Ultimately, on May 1, 2013, Wisconsin DHS rolled out the ForwardHealth exemption for decision-support technologies, including ACR Select. DHS works with applying health systems to evaluate their tools and get them approved. Ultimately, only CT and MR were approved for exemption because of their more widespread use. (DHS is hopeful that PET will be approved for exemption in the future, when it is more widely available in Wisconsin.) Applying for the program requires filling out and submitting a request form, which DHS then reviews. If approved, health systems also have to meet certain reporting standards and aggregate outcomes in order to maintain their exemption from the RBM requirement. (Visit http://1.usa.gov/1bLoPp8 for specific details about how to apply for an exemption.)

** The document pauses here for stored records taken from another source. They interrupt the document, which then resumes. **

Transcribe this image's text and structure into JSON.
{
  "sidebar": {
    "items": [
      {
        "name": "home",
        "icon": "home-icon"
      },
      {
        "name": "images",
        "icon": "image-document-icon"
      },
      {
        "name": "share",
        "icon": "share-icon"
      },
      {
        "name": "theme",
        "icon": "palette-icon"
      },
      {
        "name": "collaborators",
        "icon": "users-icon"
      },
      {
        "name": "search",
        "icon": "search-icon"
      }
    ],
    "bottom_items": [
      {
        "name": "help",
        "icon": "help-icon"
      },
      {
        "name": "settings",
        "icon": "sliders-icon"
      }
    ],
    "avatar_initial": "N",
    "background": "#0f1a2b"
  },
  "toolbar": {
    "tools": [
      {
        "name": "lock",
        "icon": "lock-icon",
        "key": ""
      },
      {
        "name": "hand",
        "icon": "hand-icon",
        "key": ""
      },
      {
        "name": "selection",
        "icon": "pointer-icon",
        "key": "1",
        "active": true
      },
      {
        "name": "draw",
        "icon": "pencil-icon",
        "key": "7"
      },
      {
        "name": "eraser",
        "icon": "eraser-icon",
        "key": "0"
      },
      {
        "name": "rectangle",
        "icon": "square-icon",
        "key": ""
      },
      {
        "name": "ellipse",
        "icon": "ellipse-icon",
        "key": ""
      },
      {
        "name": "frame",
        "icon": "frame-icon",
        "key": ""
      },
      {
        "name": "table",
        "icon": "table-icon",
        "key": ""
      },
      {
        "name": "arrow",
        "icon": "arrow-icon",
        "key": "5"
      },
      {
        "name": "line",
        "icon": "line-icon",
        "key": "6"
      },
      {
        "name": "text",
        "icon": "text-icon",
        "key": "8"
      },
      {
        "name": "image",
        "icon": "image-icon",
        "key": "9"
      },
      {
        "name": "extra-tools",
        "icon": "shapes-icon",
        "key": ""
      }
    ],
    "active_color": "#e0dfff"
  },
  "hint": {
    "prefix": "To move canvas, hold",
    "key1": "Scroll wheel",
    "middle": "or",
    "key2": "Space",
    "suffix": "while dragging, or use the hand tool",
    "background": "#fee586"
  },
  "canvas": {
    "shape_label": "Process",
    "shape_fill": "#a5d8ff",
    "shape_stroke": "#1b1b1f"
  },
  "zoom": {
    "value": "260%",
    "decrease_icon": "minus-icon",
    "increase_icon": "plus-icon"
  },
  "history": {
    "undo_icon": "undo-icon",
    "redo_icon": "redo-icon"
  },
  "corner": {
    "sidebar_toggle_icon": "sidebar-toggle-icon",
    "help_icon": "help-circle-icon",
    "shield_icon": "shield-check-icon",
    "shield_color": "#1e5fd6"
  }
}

Huge Benefits

Bogost touts the benefits of using decision-support tools. “With decision support, approvals are all done while the patient is right there, before they leave,” he says. “The other big advantage is that some decision support tools, like ACR Select, are based on the ACR Appropriateness Criteria®, which are vetted by 20+ person subspecialty working groups, experts from within and outside of radiology who meet, discuss, and use literature to revise the criteria every three years. It’s a high-quality, living document,” he says, adding that RBMs do not employ such a large and skillful team to evaluate each imaging request. In contrast, the ACR criteria are evidence-based guidelines that contribute to the most effective use of radiology by helping physicians determine the most appropriate imaging or treatment decision.

Cost-effectiveness is yet another advantage of decision support. As evidence of the tool’s cost savings, Bogost cites the Institute for Clinical Systems Improvement pilot study in Minnesota — a program where decisionsupport tools saved the state about $150 million through continued use.1 The use of decision-support technologies like ACR Select, which relies on ACR Appropriateness Criteria, make Wisconsin’s success story a terrific example of Imaging 3.0, the College’s initiative to transition away from the traditional fee-forservice model to a more qualitative consulting model by making radiologists key players in providing quality care that prioritizes appropriate use.


Future Tips

Bogost has several tips for others who may be prepping for an attempt to influence state policy. “First, try to get a lay of the land, including who all the players and major stakeholders are, including physician specialists, DHS employees, the local medical and radiology societies, and administrators from local hospitals,” he says. “It’s helpful to have a public advocate or lobbyist who has relationships with players at the state agency; it will help get your foot in the door.”

Bogost also can’t overstate the importance of partnership. “It’s really important to come together beyond just a radiology group or institution or state radiology society,” he says. “Have a multi-disciplinary approach that includes major medical centers, so that when your state agency looks at you, they see that you should be taken seriously.” Plus, partnering with DHS themselves was absolutely crucial to the success of this coalition.

Radiologists looking to lobby for a particular change in their state can also utilize the ACR’s Radiology Advocacy Network, which involves radiologists from across the country to ensure that radiology’s voice is heard at the local and federal levels. For more information, visit Radiology Advocacy Network or contact Melody Ballesteros at mballesteros@acr.org.



Endnote
  1. “Decision Support for Ordering Appropriate High-Tech Diagnostic Imaging Scans at the Point-of-Order,” Institute for Clinical Systems Improvement. Available at: http://bit.ly/13EWaux. Accessed on Aug. 1, 2013.


By freelance writer Alyssa Martino